While relieved the staff was gone for an early birthday lunch, the sting of their backhanded invitation still lingered. They’d gone to the Thai place everyone raved about. Paula likened the food to the detritus one clears from a kitchen sink.
“Paula?” Guillermo, the associate director, had asked. “You will join us, no?” He’d smirked and stepped back, folding his arms and shaking his sandy-colored pin curls. This was the man she’d called in every favor to hire, despite allegations he was a prima donna and intellectual lightweight. They’d believed he was banking on the legacy of his great-granddad who’d been assassinated, a leftist president from some Latin American country. The associate director’s smirk also triggered a dimple that he knew to strategically turn toward the young grad assistants, through whom Paula guessed he was working his way. A shaft of sunlight had broken through autumn’s early rain cloud, backlighting Guillermo’s hair as if he stood center stage in
Jesus Christ Superstar.
“Paula-a-a?” Guillermo drew out her name.
The staff cringed, hoping she’d say no. She felt it. No one thinks the boss has feelings. Her chest ached for a cigarette; and while she hated smoking, the road to destruction was paved with comfort.
“Thanks but…” She’d gestured toward her computer screen. A half-written copy block for the Web page announced the daily schedule for October’s Conference on the Seven Stages of Immigrant Adaptation. “I’m hoping to tie up more loose ends.”
Yeah, right, keep hoping,
Several of her staff harbored resentment over last month’s trip to Greece.

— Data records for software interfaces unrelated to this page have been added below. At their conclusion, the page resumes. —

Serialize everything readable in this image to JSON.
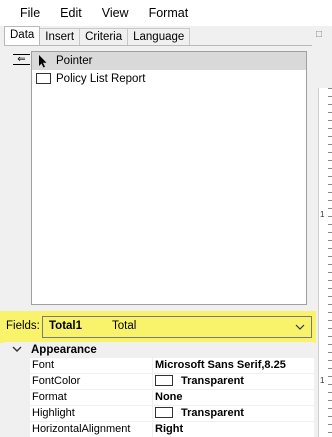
{
  "menu": [
    "File",
    "Edit",
    "View",
    "Format"
  ],
  "tabs": [
    "Data",
    "Insert",
    "Criteria",
    "Language"
  ],
  "tree": {
    "items": [
      {
        "label": "Pointer",
        "icon": "pointer-arrow-icon"
      },
      {
        "label": "Policy List Report",
        "icon": "document-icon"
      }
    ]
  },
  "ruler": {
    "top_label": "□",
    "marks": [
      "1",
      "1"
    ]
  },
  "fields": {
    "label": "Fields:",
    "selected_name": "Total1",
    "selected_type": "Total",
    "highlight_color": "#f9f36b"
  },
  "properties": {
    "category": "Appearance",
    "rows": [
      {
        "name": "Font",
        "value": "Microsoft Sans Serif,8.25"
      },
      {
        "name": "FontColor",
        "value": "Transparent"
      },
      {
        "name": "Format",
        "value": "None"
      },
      {
        "name": "Highlight",
        "value": "Transparent"
      },
      {
        "name": "HorizontalAlignment",
        "value": "Right"
      }
    ]
  }
}
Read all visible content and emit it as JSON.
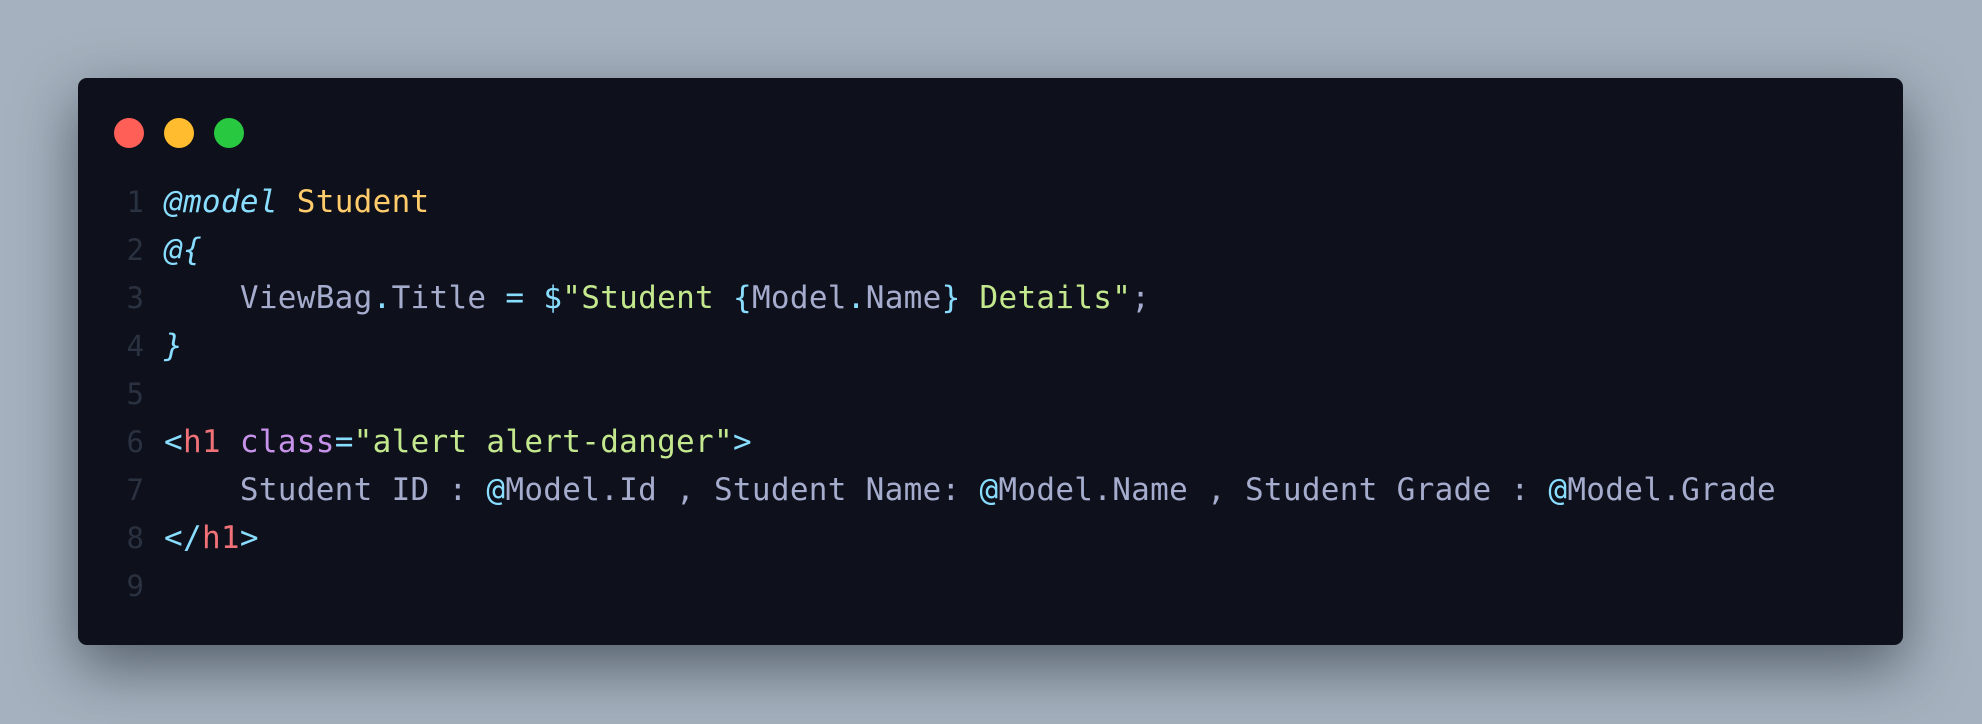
{
  "window": {
    "controls": [
      {
        "name": "close",
        "color": "#ff5f57"
      },
      {
        "name": "minimize",
        "color": "#febc2e"
      },
      {
        "name": "maximize",
        "color": "#28c840"
      }
    ]
  },
  "code": {
    "lines": [
      {
        "number": "1",
        "tokens": [
          {
            "text": "@model",
            "cls": "kw-model"
          },
          {
            "text": " ",
            "cls": "plain"
          },
          {
            "text": "Student",
            "cls": "type"
          }
        ]
      },
      {
        "number": "2",
        "tokens": [
          {
            "text": "@{",
            "cls": "punct-it"
          }
        ]
      },
      {
        "number": "3",
        "tokens": [
          {
            "text": "    ",
            "cls": "plain"
          },
          {
            "text": "ViewBag",
            "cls": "ident"
          },
          {
            "text": ".",
            "cls": "dotop"
          },
          {
            "text": "Title",
            "cls": "ident"
          },
          {
            "text": " ",
            "cls": "plain"
          },
          {
            "text": "=",
            "cls": "op"
          },
          {
            "text": " ",
            "cls": "plain"
          },
          {
            "text": "$",
            "cls": "op"
          },
          {
            "text": "\"Student ",
            "cls": "str"
          },
          {
            "text": "{",
            "cls": "brace"
          },
          {
            "text": "Model",
            "cls": "interp"
          },
          {
            "text": ".",
            "cls": "dotop"
          },
          {
            "text": "Name",
            "cls": "interp"
          },
          {
            "text": "}",
            "cls": "brace"
          },
          {
            "text": " Details\"",
            "cls": "str"
          },
          {
            "text": ";",
            "cls": "plain"
          }
        ]
      },
      {
        "number": "4",
        "tokens": [
          {
            "text": "}",
            "cls": "punct-it"
          }
        ]
      },
      {
        "number": "5",
        "tokens": []
      },
      {
        "number": "6",
        "tokens": [
          {
            "text": "<",
            "cls": "op"
          },
          {
            "text": "h1",
            "cls": "tag"
          },
          {
            "text": " ",
            "cls": "plain"
          },
          {
            "text": "class",
            "cls": "attr"
          },
          {
            "text": "=",
            "cls": "op"
          },
          {
            "text": "\"alert alert-danger\"",
            "cls": "str"
          },
          {
            "text": ">",
            "cls": "op"
          }
        ]
      },
      {
        "number": "7",
        "tokens": [
          {
            "text": "    Student ID : ",
            "cls": "plain"
          },
          {
            "text": "@",
            "cls": "at"
          },
          {
            "text": "Model.Id , Student Name: ",
            "cls": "plain"
          },
          {
            "text": "@",
            "cls": "at"
          },
          {
            "text": "Model.Name , Student Grade : ",
            "cls": "plain"
          },
          {
            "text": "@",
            "cls": "at"
          },
          {
            "text": "Model.Grade",
            "cls": "plain"
          }
        ]
      },
      {
        "number": "8",
        "tokens": [
          {
            "text": "</",
            "cls": "op"
          },
          {
            "text": "h1",
            "cls": "tag"
          },
          {
            "text": ">",
            "cls": "op"
          }
        ]
      },
      {
        "number": "9",
        "tokens": []
      }
    ]
  }
}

This was the first time Paula had accompanied her mother on the annual weeklong trip. At eighty, traveling alone had become too difficult for Eleni; and, at the last minute, Paula agreed to help. Though she’d been back nearly a month, the staff still avoided eye contact—like she’d been hobnobbing on Scorpios with Onassis instead of cooped up in the mothball-smelling apartments of Eleni’s ninety-year-old first cousins. “
Christos kai Panayia,

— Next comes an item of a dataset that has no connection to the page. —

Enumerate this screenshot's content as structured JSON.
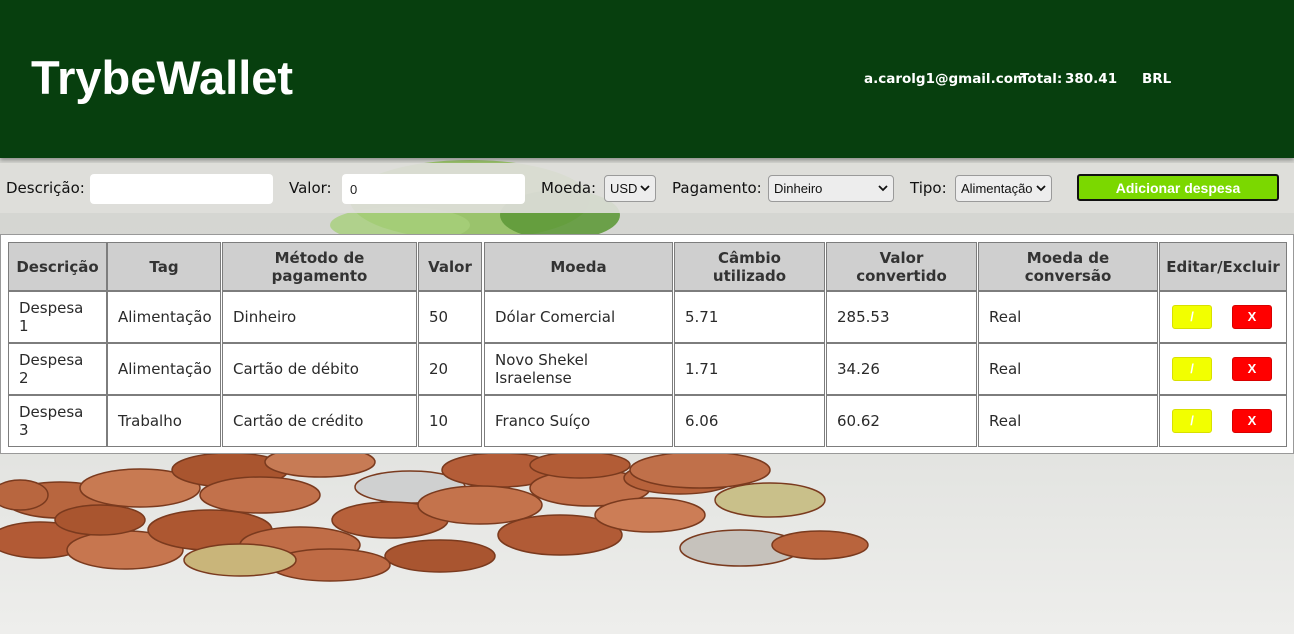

may that be it,” Eleni had pronounced in the cab on the way back to the Athens airport. “What pushy people, eh?” She’d looked to her daughter for confirmation, but Paula was watching a handsome young man cup his girlfriend’s ass. Paula sighed; were it possible to die of aggravation, she’d have been riding back to JFK in cargo.
The conference schedule should have been finalized in April. Complaints were streaming into the Dean’s office. People carped to Christoff about mismanagement and having to make last-minute hotel and airline reservations. Yet despite the hullabaloo, Paula was preoccupied with the male cardinal that had landed on her window ledge.
Paula sighed, her cigarette a long line of white ash. She was sharp-tongued and sad eyed, with wild dark hair that no amount of expensive hair product would tame. Her eyes were light amber, a color that no one could recall having seen in either side of the family, that clashed with her drab olive complexion.
Three narrow silver Victorian bangles pinged together quietly like little bells as she pressed her stomach with her hand. Her gut churned. Early that morning she’d polished off yesterday’s half-eaten Egg McMuffin she’d tucked behind the computer monitor. Though its crinkly wrapper smelled of her cigarettes, the muffin felt fresh. As for the egg and Canadian bacon, in an office kept so frigid they wore sweaters year-round, she took her chances. The birds had scarfed up the crumbled bits of muffin she’d placed out onto the stone ledge. At one time she’d kept a bag of birdseed tucked beneath her desk, but the janitor left a note about it being a rat magnet.
Every day she set something out. Usually sparrows and chickadees gathered, with an occasional visit from an overly empowered blue jay. Pigeons avoided the ledge for some reason, and she was grateful to be spared the criticism of feeding “flying rats.” Birds would swoon as they’d land and peck at one another before looking questioningly at her through the glass. Their tan and brown feathers wove into perfect herringbone patterns where their wings met. Then they’d burst off in unison, like they’d been summoned.